The TaylorMade P750 Tour Proto irons are a slightly smaller version of the P770 irons that are also a forged blade in a cavity back design to add a little bit of forgiveness.
Given that the number before the zero in the name refers to the blade length in mm then I can tell you with confidence that the P750 are 2mm shorter than the P770 and 4mm less than the P790.
Aside from that the looks are almost the same with a matt finish to the forged 1025 Carbon Steel heads that feature a shallower cavity with the same graphic lines.
The polished chrome bar across the top of the muscle back is there too and reflects the number which is a cool feature.
At address the topline is pretty thin and the heads quite compact as you might expect for an iron that has been built for TaylorMade's tour players and the Tour Proto part of the name was that used on Tour from the early part of the year when Rory & co were using these style of irons in competition.
There are some concessions to technology even in tour irons, as the 3-7 irons in the P750 set feature a 5g tungsten weight in the sole of the club to centre the CG in the middle of the face and optimise the launch conditions.
Taking the P750 on GC2 with the P770, you could see that the smaller head created a lower flight with a little less distance as the small sweetspot dropped the average distance.

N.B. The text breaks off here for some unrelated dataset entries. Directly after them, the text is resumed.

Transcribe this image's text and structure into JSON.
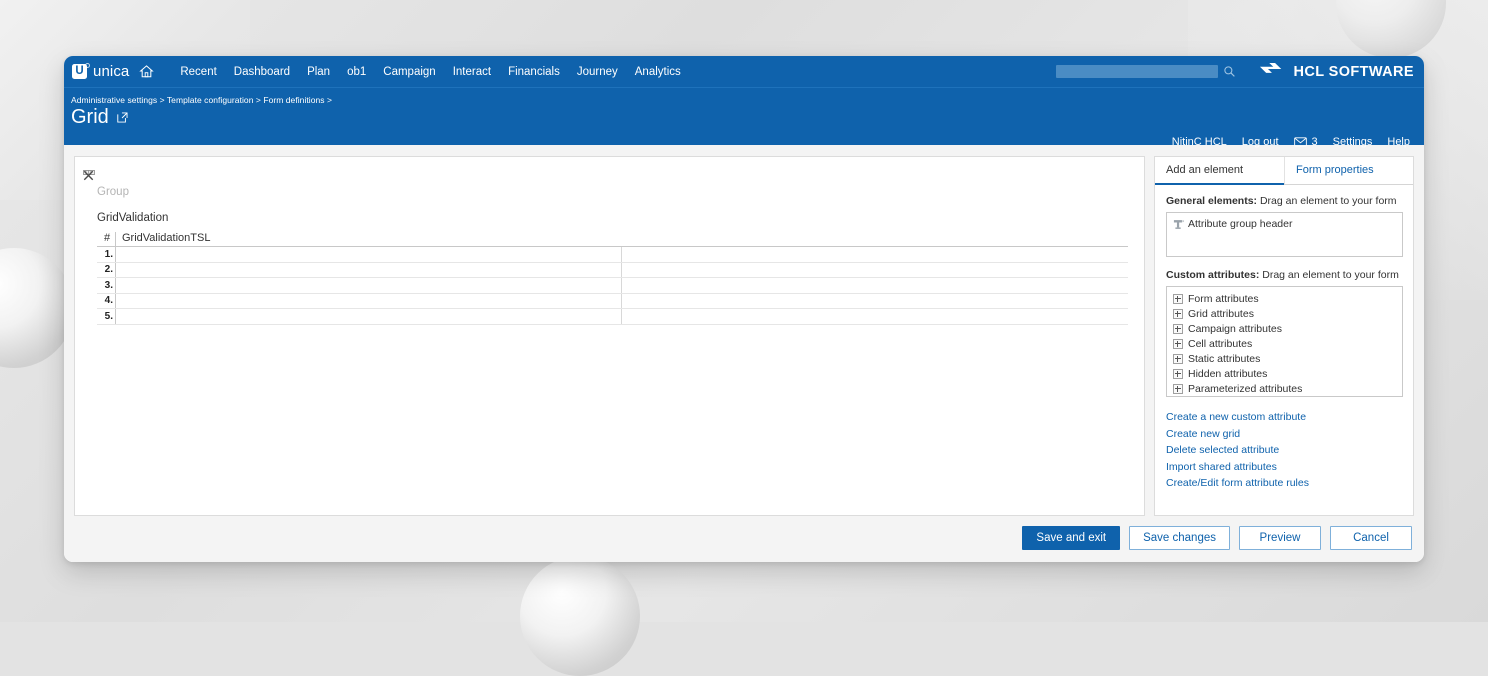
{
  "brand": {
    "mark_letter": "U",
    "name": "unica",
    "home_icon": "home-icon"
  },
  "nav": {
    "items": [
      {
        "label": "Recent"
      },
      {
        "label": "Dashboard"
      },
      {
        "label": "Plan"
      },
      {
        "label": "ob1"
      },
      {
        "label": "Campaign"
      },
      {
        "label": "Interact"
      },
      {
        "label": "Financials"
      },
      {
        "label": "Journey"
      },
      {
        "label": "Analytics"
      }
    ]
  },
  "search": {
    "value": "",
    "placeholder": "",
    "icon": "search-icon"
  },
  "vendor": {
    "logo_icon": "hcl-logo-icon",
    "text": "HCL SOFTWARE"
  },
  "header": {
    "breadcrumb": "Administrative settings > Template configuration > Form definitions >",
    "title": "Grid",
    "title_link_icon": "external-link-icon"
  },
  "account": {
    "user": "NitinC HCL",
    "logout": "Log out",
    "mail_icon": "mail-icon",
    "mail_count": "3",
    "settings": "Settings",
    "help": "Help"
  },
  "canvas": {
    "grip_icon": "drag-grip-icon",
    "close_icon": "close-icon",
    "group_label": "Group",
    "grid_name": "GridValidation",
    "grid": {
      "columns": [
        "#",
        "GridValidationTSL"
      ],
      "rows": [
        {
          "num": "1.",
          "cells": [
            "",
            ""
          ]
        },
        {
          "num": "2.",
          "cells": [
            "",
            ""
          ]
        },
        {
          "num": "3.",
          "cells": [
            "",
            ""
          ]
        },
        {
          "num": "4.",
          "cells": [
            "",
            ""
          ]
        },
        {
          "num": "5.",
          "cells": [
            "",
            ""
          ]
        }
      ]
    }
  },
  "panel": {
    "tabs": [
      {
        "label": "Add an element",
        "active": true
      },
      {
        "label": "Form properties",
        "active": false
      }
    ],
    "general_label_strong": "General elements:",
    "general_label_rest": " Drag an element to your form",
    "general_items": [
      {
        "label": "Attribute group header",
        "icon": "attribute-group-header-icon"
      }
    ],
    "custom_label_strong": "Custom attributes:",
    "custom_label_rest": " Drag an element to your form",
    "custom_items": [
      {
        "label": "Form attributes"
      },
      {
        "label": "Grid attributes"
      },
      {
        "label": "Campaign attributes"
      },
      {
        "label": "Cell attributes"
      },
      {
        "label": "Static attributes"
      },
      {
        "label": "Hidden attributes"
      },
      {
        "label": "Parameterized attributes"
      }
    ],
    "links": [
      {
        "label": "Create a new custom attribute"
      },
      {
        "label": "Create new grid"
      },
      {
        "label": "Delete selected attribute"
      },
      {
        "label": "Import shared attributes"
      },
      {
        "label": "Create/Edit form attribute rules"
      }
    ]
  },
  "footer": {
    "buttons": [
      {
        "label": "Save and exit",
        "style": "primary"
      },
      {
        "label": "Save changes",
        "style": "secondary"
      },
      {
        "label": "Preview",
        "style": "secondary"
      },
      {
        "label": "Cancel",
        "style": "secondary"
      }
    ]
  },
  "colors": {
    "brand_blue": "#0f62ac",
    "link_blue": "#0f62ac",
    "panel_bg": "#f4f4f4"
  }
}
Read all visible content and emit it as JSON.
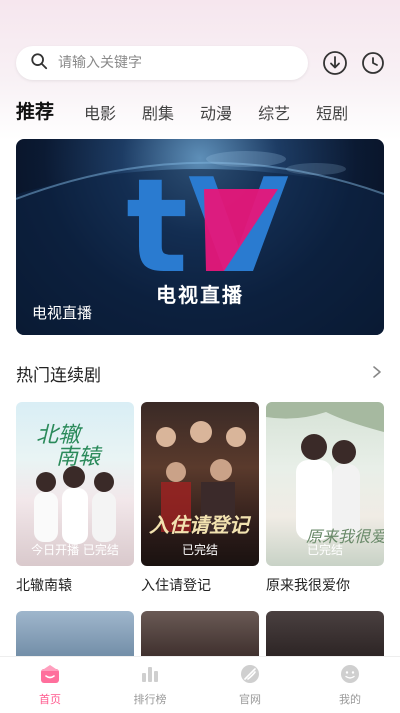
{
  "search": {
    "placeholder": "请输入关键字"
  },
  "header_icons": [
    "download-icon",
    "history-clock-icon"
  ],
  "tabs": [
    {
      "label": "推荐",
      "active": true
    },
    {
      "label": "电影"
    },
    {
      "label": "剧集"
    },
    {
      "label": "动漫"
    },
    {
      "label": "综艺"
    },
    {
      "label": "短剧"
    }
  ],
  "banner": {
    "logo_text": "tV",
    "center_title": "电视直播",
    "caption": "电视直播"
  },
  "section": {
    "title": "热门连续剧"
  },
  "posters": [
    {
      "title": "北辙南辕",
      "status": "今日开播 已完结"
    },
    {
      "title": "入住请登记",
      "status": "已完结"
    },
    {
      "title": "原来我很爱你",
      "status": "已完结"
    }
  ],
  "bottom_nav": [
    {
      "label": "首页",
      "icon": "home-icon",
      "active": true
    },
    {
      "label": "排行榜",
      "icon": "ranking-icon"
    },
    {
      "label": "官网",
      "icon": "website-icon"
    },
    {
      "label": "我的",
      "icon": "profile-icon"
    }
  ],
  "colors": {
    "accent": "#ff5a8e",
    "banner_pink": "#e6177a",
    "banner_blue": "#2a7bd0"
  }
}
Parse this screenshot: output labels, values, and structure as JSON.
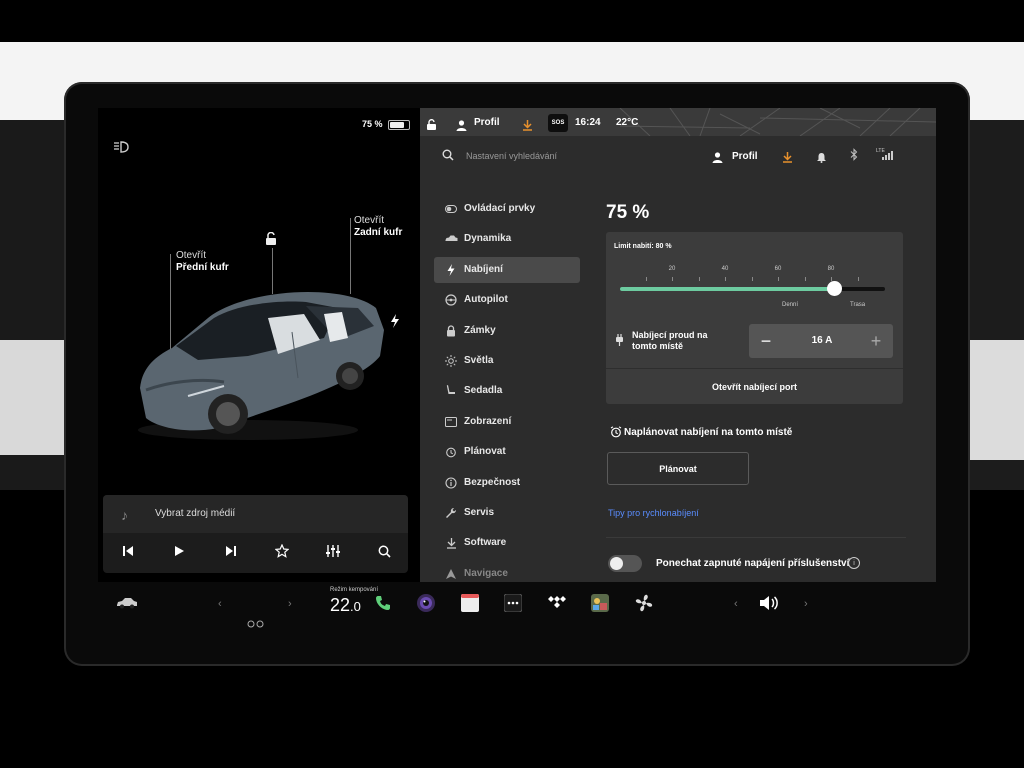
{
  "status_bar": {
    "battery_percent": "75 %",
    "battery_level": 0.75,
    "profile_label": "Profil",
    "sos_label": "SOS",
    "time": "16:24",
    "temperature": "22°C"
  },
  "car_view": {
    "front_trunk": {
      "action": "Otevřít",
      "label": "Přední kufr"
    },
    "rear_trunk": {
      "action": "Otevřít",
      "label": "Zadní kufr"
    }
  },
  "media": {
    "source_label": "Vybrat zdroj médií"
  },
  "search": {
    "placeholder": "Nastavení vyhledávání",
    "profile_label": "Profil"
  },
  "nav": {
    "items": [
      {
        "label": "Ovládací prvky",
        "icon": "toggle-icon"
      },
      {
        "label": "Dynamika",
        "icon": "car-icon"
      },
      {
        "label": "Nabíjení",
        "icon": "bolt-icon",
        "active": true
      },
      {
        "label": "Autopilot",
        "icon": "steering-wheel-icon"
      },
      {
        "label": "Zámky",
        "icon": "lock-icon"
      },
      {
        "label": "Světla",
        "icon": "sun-icon"
      },
      {
        "label": "Sedadla",
        "icon": "seat-icon"
      },
      {
        "label": "Zobrazení",
        "icon": "display-icon"
      },
      {
        "label": "Plánovat",
        "icon": "alarm-icon"
      },
      {
        "label": "Bezpečnost",
        "icon": "info-circle-icon"
      },
      {
        "label": "Servis",
        "icon": "wrench-icon"
      },
      {
        "label": "Software",
        "icon": "download-icon"
      },
      {
        "label": "Navigace",
        "icon": "navigation-icon"
      }
    ]
  },
  "charging": {
    "percent": "75 %",
    "limit_label": "Limit nabití: 80 %",
    "limit_value": 80,
    "ticks": [
      "20",
      "40",
      "60",
      "80"
    ],
    "daily_label": "Denní",
    "trip_label": "Trasa",
    "current_label": "Nabíjecí proud na tomto místě",
    "current_value": "16 A",
    "minus_label": "−",
    "plus_label": "+",
    "open_port_label": "Otevřít nabíjecí port",
    "schedule_label": "Naplánovat nabíjení na tomto místě",
    "plan_button": "Plánovat",
    "tips_link": "Tipy pro rychlonabíjení",
    "accessory_power_label": "Ponechat zapnuté napájení příslušenství",
    "accessory_power_on": false
  },
  "bottom_bar": {
    "climate_mode": "Režim kempování",
    "temperature": "22",
    "temperature_decimal": ".0"
  },
  "colors": {
    "accent_green": "#6dcba0",
    "link_blue": "#5a8dff",
    "download_orange": "#e8912d"
  }
}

The club head speed with the P750 was 2mph less on average and that could be due to the heavier True Temper Dynamic Gold S300 stock shaft compared to the ligher KBS Tour FLT 120 in the P770. Get the right shaft in both and the distances will probably be a bit more similar, but it just shows how shaft weight can influence performance as much as the head.
The specs mean that the short irons are the same lofts as the P770 until the 6-iron when the larger headed iron gets a little stronger. However it should be perfectly possible to blend the two sets as there is not much in it.
On the course, the tighter leading edge and pre-ground sole goes through the turf very well and this should enable elite players to engage in all the shot shaping they want.
With the extra material from the peripheral weighting in the head, the feel from the wedge and 8 iron was not quite as luxurious as you might get from a forged blade.
As you move into the longer irons that have the tungsten in the sole, the flow was compromised a little. However as the heads got (relatively) larger the 6 and especially the 4 came into their own as the sound and feel improved. For a set that uses effectively blade length heads, the P750 is pretty forgiving.
This will help if you want to blend the P750 long irons with the P730 blades when they come along as that might be the best use of the P750 set.
The TaylorMade P750 is not the cheapest set of cavity back blades around, but they do look good, especially with the square font numbers on the sole, but whether that will be enough in a sector that also values feel and performance remains to be seen.